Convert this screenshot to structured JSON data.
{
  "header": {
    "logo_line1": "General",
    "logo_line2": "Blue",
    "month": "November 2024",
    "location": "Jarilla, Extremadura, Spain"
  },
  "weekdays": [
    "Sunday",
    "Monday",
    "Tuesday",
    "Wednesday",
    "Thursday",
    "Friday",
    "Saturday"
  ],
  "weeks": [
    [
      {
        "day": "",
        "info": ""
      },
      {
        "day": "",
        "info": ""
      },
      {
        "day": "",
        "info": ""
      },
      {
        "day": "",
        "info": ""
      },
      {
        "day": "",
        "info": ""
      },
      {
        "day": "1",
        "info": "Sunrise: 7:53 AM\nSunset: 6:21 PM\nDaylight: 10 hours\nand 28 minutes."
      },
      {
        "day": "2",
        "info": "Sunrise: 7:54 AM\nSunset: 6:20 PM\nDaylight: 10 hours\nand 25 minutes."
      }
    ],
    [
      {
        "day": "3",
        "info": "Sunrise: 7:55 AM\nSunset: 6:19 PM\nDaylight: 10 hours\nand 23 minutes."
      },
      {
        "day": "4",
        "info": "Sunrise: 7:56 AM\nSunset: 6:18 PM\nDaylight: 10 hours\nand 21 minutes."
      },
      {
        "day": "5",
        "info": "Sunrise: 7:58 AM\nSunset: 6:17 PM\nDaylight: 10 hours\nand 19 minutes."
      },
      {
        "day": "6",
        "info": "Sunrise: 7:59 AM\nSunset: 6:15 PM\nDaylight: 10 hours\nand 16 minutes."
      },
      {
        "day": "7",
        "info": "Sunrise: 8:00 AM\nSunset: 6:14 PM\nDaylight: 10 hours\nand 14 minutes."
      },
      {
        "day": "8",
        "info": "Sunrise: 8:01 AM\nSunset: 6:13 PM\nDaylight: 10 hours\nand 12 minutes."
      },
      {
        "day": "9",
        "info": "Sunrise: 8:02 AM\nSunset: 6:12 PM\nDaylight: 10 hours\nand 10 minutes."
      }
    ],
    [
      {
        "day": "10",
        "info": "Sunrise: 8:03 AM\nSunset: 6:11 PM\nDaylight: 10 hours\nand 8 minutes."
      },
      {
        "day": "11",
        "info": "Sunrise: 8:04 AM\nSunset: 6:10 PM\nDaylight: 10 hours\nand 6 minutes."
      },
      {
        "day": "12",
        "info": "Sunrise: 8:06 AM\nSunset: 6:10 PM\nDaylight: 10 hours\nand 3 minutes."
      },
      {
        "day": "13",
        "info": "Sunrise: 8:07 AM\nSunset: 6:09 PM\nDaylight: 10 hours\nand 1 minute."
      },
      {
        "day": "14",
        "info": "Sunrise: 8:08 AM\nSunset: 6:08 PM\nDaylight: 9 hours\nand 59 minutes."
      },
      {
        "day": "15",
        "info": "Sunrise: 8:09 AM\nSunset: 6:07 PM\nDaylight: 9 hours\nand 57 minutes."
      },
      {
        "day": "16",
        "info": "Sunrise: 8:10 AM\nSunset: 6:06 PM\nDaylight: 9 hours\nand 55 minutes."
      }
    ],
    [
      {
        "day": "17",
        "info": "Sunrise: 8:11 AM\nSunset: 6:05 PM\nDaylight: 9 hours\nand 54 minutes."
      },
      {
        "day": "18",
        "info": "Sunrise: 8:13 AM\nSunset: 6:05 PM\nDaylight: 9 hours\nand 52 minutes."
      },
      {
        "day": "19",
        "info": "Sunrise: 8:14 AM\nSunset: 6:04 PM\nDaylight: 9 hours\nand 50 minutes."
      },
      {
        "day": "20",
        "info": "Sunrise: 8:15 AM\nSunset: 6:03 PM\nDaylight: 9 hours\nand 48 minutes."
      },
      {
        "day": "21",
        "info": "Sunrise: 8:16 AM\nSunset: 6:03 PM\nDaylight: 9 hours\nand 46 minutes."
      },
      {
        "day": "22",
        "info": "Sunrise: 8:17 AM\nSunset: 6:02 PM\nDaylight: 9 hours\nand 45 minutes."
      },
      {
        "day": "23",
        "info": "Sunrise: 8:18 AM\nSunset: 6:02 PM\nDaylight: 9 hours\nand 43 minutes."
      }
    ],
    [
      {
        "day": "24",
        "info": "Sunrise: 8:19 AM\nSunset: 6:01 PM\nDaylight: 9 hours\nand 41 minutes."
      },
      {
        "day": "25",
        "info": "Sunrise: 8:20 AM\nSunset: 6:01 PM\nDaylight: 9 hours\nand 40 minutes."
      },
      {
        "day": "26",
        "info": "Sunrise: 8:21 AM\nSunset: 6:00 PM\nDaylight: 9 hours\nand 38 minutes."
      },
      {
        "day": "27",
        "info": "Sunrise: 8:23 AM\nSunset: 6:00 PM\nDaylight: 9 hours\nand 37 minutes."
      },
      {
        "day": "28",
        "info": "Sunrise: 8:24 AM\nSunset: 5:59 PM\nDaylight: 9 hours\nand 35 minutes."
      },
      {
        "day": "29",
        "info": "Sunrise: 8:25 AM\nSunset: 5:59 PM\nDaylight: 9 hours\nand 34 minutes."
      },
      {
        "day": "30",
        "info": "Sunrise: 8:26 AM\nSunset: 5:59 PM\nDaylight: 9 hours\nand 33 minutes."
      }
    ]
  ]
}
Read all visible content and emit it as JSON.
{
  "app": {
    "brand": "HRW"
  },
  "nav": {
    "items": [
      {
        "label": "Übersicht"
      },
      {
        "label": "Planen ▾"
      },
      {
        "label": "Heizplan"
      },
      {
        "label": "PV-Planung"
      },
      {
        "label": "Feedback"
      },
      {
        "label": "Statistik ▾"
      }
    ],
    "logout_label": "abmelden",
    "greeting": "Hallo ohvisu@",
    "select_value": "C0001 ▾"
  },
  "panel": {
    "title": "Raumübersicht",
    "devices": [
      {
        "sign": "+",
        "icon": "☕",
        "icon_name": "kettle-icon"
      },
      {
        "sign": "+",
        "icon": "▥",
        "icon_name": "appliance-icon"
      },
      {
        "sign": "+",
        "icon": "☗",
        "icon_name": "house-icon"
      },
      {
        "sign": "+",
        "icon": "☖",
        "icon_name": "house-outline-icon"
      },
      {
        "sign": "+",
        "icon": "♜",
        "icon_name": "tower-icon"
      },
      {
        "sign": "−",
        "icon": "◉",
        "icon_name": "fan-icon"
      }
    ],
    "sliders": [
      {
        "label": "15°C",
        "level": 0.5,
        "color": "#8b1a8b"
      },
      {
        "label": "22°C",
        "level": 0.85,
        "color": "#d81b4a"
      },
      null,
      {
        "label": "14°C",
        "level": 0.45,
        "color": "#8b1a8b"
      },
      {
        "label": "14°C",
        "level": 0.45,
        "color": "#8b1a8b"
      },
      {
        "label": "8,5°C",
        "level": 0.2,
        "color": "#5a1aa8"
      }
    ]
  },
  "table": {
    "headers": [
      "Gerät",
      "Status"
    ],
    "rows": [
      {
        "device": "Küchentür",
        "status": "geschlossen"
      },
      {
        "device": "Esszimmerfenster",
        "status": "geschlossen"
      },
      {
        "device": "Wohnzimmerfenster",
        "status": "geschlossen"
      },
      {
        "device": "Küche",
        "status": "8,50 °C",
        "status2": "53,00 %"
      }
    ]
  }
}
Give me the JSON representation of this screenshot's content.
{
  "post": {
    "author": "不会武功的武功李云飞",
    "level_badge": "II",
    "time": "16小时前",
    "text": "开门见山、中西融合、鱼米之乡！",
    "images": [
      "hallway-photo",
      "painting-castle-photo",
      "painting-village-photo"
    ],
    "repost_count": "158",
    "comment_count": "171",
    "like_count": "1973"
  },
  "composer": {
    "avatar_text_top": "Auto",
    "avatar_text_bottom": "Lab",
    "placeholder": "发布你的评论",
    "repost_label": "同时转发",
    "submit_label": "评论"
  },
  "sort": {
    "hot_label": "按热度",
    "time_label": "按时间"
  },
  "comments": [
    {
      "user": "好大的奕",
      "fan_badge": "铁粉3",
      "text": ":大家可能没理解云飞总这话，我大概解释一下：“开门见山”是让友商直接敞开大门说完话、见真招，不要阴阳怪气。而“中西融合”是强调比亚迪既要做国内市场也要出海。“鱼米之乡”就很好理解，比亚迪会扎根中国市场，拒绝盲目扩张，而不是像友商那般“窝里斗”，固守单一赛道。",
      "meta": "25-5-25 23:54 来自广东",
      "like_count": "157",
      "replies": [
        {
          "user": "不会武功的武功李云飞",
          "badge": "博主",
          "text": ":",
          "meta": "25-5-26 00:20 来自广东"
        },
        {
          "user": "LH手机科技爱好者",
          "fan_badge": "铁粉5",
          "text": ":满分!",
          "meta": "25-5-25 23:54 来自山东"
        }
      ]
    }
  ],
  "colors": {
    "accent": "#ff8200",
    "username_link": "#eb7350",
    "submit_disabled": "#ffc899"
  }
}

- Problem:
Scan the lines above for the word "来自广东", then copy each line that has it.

- Answer section:
      "meta": "25-5-25 23:54 来自广东",
          "meta": "25-5-26 00:20 来自广东"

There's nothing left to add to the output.